Brussels will sign an agreement with Britain to boost cooperation on financial services regulation, in yet another sign of better relations following this year’s resolution of the long-running dispute over Northern Ireland’s trade deals.
The European Commission saying on Wednesday it had adopted a draft memorandum of understanding that would create the framework for voluntary regulatory cooperation, including the establishment of a joint EU-UK Financial Regulation Forum.
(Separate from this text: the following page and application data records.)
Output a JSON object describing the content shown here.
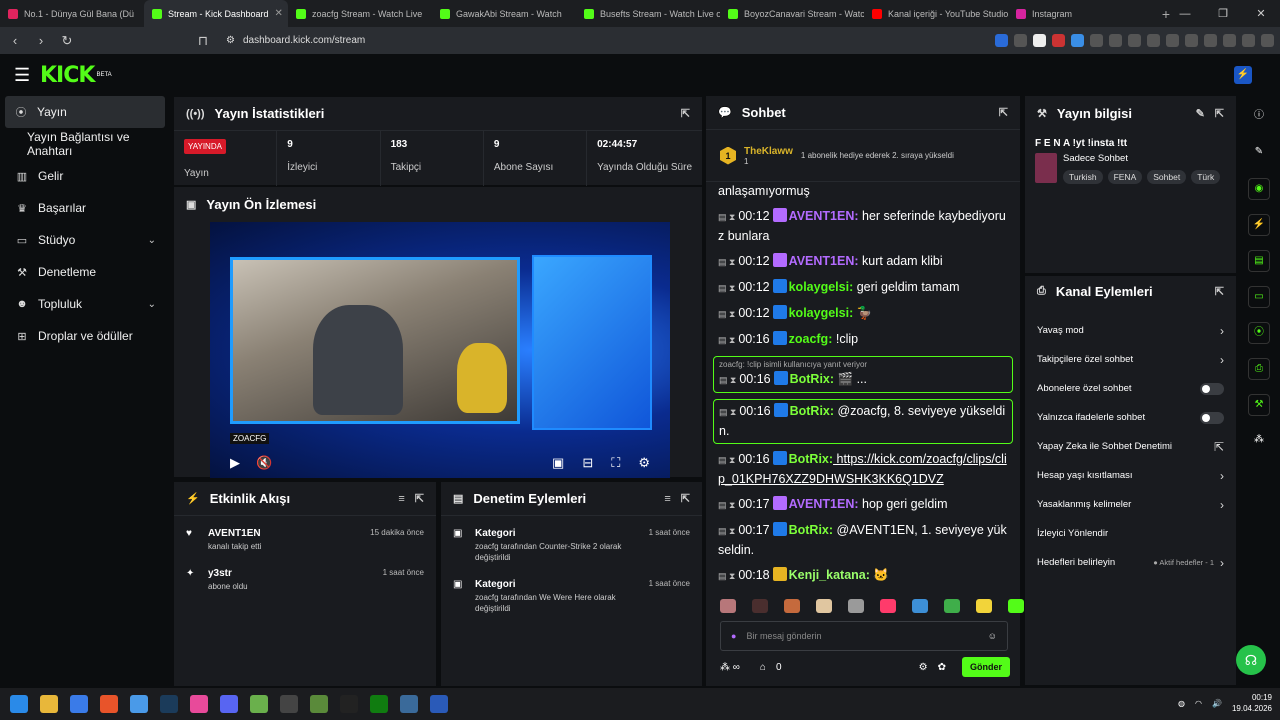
{
  "browser": {
    "tabs": [
      {
        "label": "No.1 - Dünya Gül Bana (Dü",
        "color": "#e0245e"
      },
      {
        "label": "Stream - Kick Dashboard",
        "color": "#53fc18"
      },
      {
        "label": "zoacfg Stream - Watch Live",
        "color": "#53fc18"
      },
      {
        "label": "GawakAbi Stream - Watch",
        "color": "#53fc18"
      },
      {
        "label": "Busefts Stream - Watch Live or",
        "color": "#53fc18"
      },
      {
        "label": "BoyozCanavari Stream - Watch",
        "color": "#53fc18"
      },
      {
        "label": "Kanal içeriği - YouTube Studio",
        "color": "#ff0000"
      },
      {
        "label": "Instagram",
        "color": "#d6249f"
      }
    ],
    "url": "dashboard.kick.com/stream"
  },
  "header": {
    "logo": "KICK",
    "beta": "BETA"
  },
  "sidebar": {
    "items": [
      {
        "label": "Yayın",
        "icon": "broadcast-icon"
      },
      {
        "label": "Yayın Bağlantısı ve Anahtarı"
      },
      {
        "label": "Gelir",
        "icon": "chart-icon"
      },
      {
        "label": "Başarılar",
        "icon": "trophy-icon"
      },
      {
        "label": "Stüdyo",
        "icon": "studio-icon"
      },
      {
        "label": "Denetleme",
        "icon": "wrench-icon"
      },
      {
        "label": "Topluluk",
        "icon": "users-icon"
      },
      {
        "label": "Droplar ve ödüller",
        "icon": "gift-icon"
      }
    ]
  },
  "stats": {
    "title": "Yayın İstatistikleri",
    "live": "YAYINDA",
    "stream_label": "Yayın",
    "items": [
      {
        "value": "9",
        "label": "İzleyici"
      },
      {
        "value": "183",
        "label": "Takipçi"
      },
      {
        "value": "9",
        "label": "Abone Sayısı"
      },
      {
        "value": "02:44:57",
        "label": "Yayında Olduğu Süre"
      }
    ]
  },
  "preview": {
    "title": "Yayın Ön İzlemesi",
    "handle": "ZOACFG"
  },
  "activity": {
    "title": "Etkinlik Akışı",
    "items": [
      {
        "user": "AVENT1EN",
        "desc": "kanalı takip etti",
        "time": "15 dakika önce"
      },
      {
        "user": "y3str",
        "desc": "abone oldu",
        "time": "1 saat önce"
      }
    ]
  },
  "moderation": {
    "title": "Denetim Eylemleri",
    "items": [
      {
        "title": "Kategori",
        "user": "zoacfg",
        "mid": " tarafından ",
        "cat": "Counter-Strike 2",
        "end": " olarak değiştirildi",
        "time": "1 saat önce"
      },
      {
        "title": "Kategori",
        "user": "zoacfg",
        "mid": " tarafından ",
        "cat": "We Were Here",
        "end": " olarak değiştirildi",
        "time": "1 saat önce"
      }
    ]
  },
  "chat": {
    "title": "Sohbet",
    "pinned": {
      "user": "TheKlaww",
      "level": "1",
      "rank": "1",
      "info": "1 abonelik hediye ederek 2. sıraya yükseldi"
    },
    "first_line": "anlaşamıyormuş",
    "messages": [
      {
        "time": "00:12",
        "user": "AVENT1EN",
        "cls": "u-purple",
        "text": " her seferinde kaybediyoruz bunlara"
      },
      {
        "time": "00:12",
        "user": "AVENT1EN",
        "cls": "u-purple",
        "text": " kurt adam klibi"
      },
      {
        "time": "00:12",
        "user": "kolaygelsi",
        "cls": "u-green",
        "text": " geri geldim tamam"
      },
      {
        "time": "00:12",
        "user": "kolaygelsi",
        "cls": "u-green",
        "text": " 🦆"
      },
      {
        "time": "00:16",
        "user": "zoacfg",
        "cls": "u-green",
        "text": " !clip"
      },
      {
        "time": "00:16",
        "user": "BotRix",
        "cls": "u-lime",
        "text": " 🎬 ...",
        "reply": "zoacfg: !clip isimli kullanıcıya yanıt veriyor",
        "hl": true
      },
      {
        "time": "00:16",
        "user": "BotRix",
        "cls": "u-lime",
        "text": " @zoacfg, 8. seviyeye yükseldin.",
        "hl": true
      },
      {
        "time": "00:16",
        "user": "BotRix",
        "cls": "u-lime",
        "text": " https://kick.com/zoacfg/clips/clip_01KPH76XZZ9DHWSHK3KK6Q1DVZ",
        "link": true
      },
      {
        "time": "00:17",
        "user": "AVENT1EN",
        "cls": "u-purple",
        "text": " hop geri geldim"
      },
      {
        "time": "00:17",
        "user": "BotRix",
        "cls": "u-lime",
        "text": " @AVENT1EN, 1. seviyeye yükseldin."
      },
      {
        "time": "00:18",
        "user": "Kenji_katana",
        "cls": "u-gold",
        "text": " 🐱"
      }
    ],
    "placeholder": "Bir mesaj gönderin",
    "count": "0",
    "send": "Gönder"
  },
  "info": {
    "title": "Yayın bilgisi",
    "stream_title": "F E N A !yt !insta !tt",
    "category": "Sadece Sohbet",
    "tags": [
      "Turkish",
      "FENA",
      "Sohbet",
      "Türk"
    ]
  },
  "actions": {
    "title": "Kanal Eylemleri",
    "items": [
      {
        "label": "Yavaş mod",
        "ctl": "›"
      },
      {
        "label": "Takipçilere özel sohbet",
        "ctl": "›"
      },
      {
        "label": "Abonelere özel sohbet",
        "ctl": "toggle"
      },
      {
        "label": "Yalnızca ifadelerle sohbet",
        "ctl": "toggle"
      },
      {
        "label": "Yapay Zeka ile Sohbet Denetimi",
        "ctl": "⇱"
      },
      {
        "label": "Hesap yaşı kısıtlaması",
        "ctl": "›"
      },
      {
        "label": "Yasaklanmış kelimeler",
        "ctl": "›"
      },
      {
        "label": "İzleyici Yönlendir",
        "ctl": ""
      },
      {
        "label": "Hedefleri belirleyin",
        "ctl": "›",
        "extra": "● Aktif hedefler - 1"
      }
    ]
  },
  "taskbar": {
    "time": "00:19",
    "date": "19.04.2026"
  }
}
This will improve coordination between the two parties and replicate agreements the EU already has with other major jurisdictions, including the US.
The MOU, which will now have to go to EU member states for approval, was stalled for two years due to the contentious relationship between London and Brussels following the signing of the Trade and Cooperation Agreement establishing post-Brexit trade relations. . .
It is the latest sign of a thaw between the two sides since they established the Windsor framework in February in a bid to improve trade between Britain and Northern Ireland.
“The Windsor framework allowed the EU and the UK to open a new chapter in our partnership based on a spirit of mutual trust and cooperation,” said Mairead McGuinness, Commissioner for Financial Services.
“I am confident that our future relationship and engagement in financial services will be based on a shared commitment to preserve financial stability, market integrity, and consumer and investor protection.”
The draft MOU aims to encourage the exchange of views and analysis on regulatory developments and markets, encourage dialogue when it comes to making equivalency decisions, and intensify cooperation in international regulatory bodies.
Nicola Watkinson, managing director, international, TheCityUK, a lobby group, said: “The MOU on financial services has been a long time coming and this progress is another positive step in building UK-EU relations.”
He added: “We hope it will have a mechanism to engage the industry in discussions related to regulatory cooperation and we look forward to further progress.”
But Brussels warned companies that the MOU itself would not improve cross-border access to financial markets.
“The MOU does not address the access of UK-based companies to the single market, or the access of EU companies to the UK market, nor does it prejudge equivalency decision-making,” a spokesperson for the MOU said. commission.
The commission has granted equivalence only to UK-based derivatives houses, which are allowed to continue euro-denominated trading until June 30, 2025, while the bloc develops its own capacity in the sector. .
Finance chiefs are pressing the commission to consider a further extension of this deadline, but Brussels has indicated this would be a decision for after the summer 2024 European elections.
UK Prime Minister Rishi Sunak has sought to strengthen ties with Europe on a variety of issues, including the war in Ukraine and cooperation on migration, following years of tension under former Prime Minister Boris Johnson.
Andrew Griffith, Treasury Economic Secretary and City Minister, said: “We welcome the positive news that the EU Commission is proceeding with the adoption of the Memorandum of Understanding on Regulatory Cooperation in Financial Services. As we said before, the Treasury is ready to sign the MoU and we hope to establish the forum as soon as possible this year.
Additional reporting by Laura Noonan in London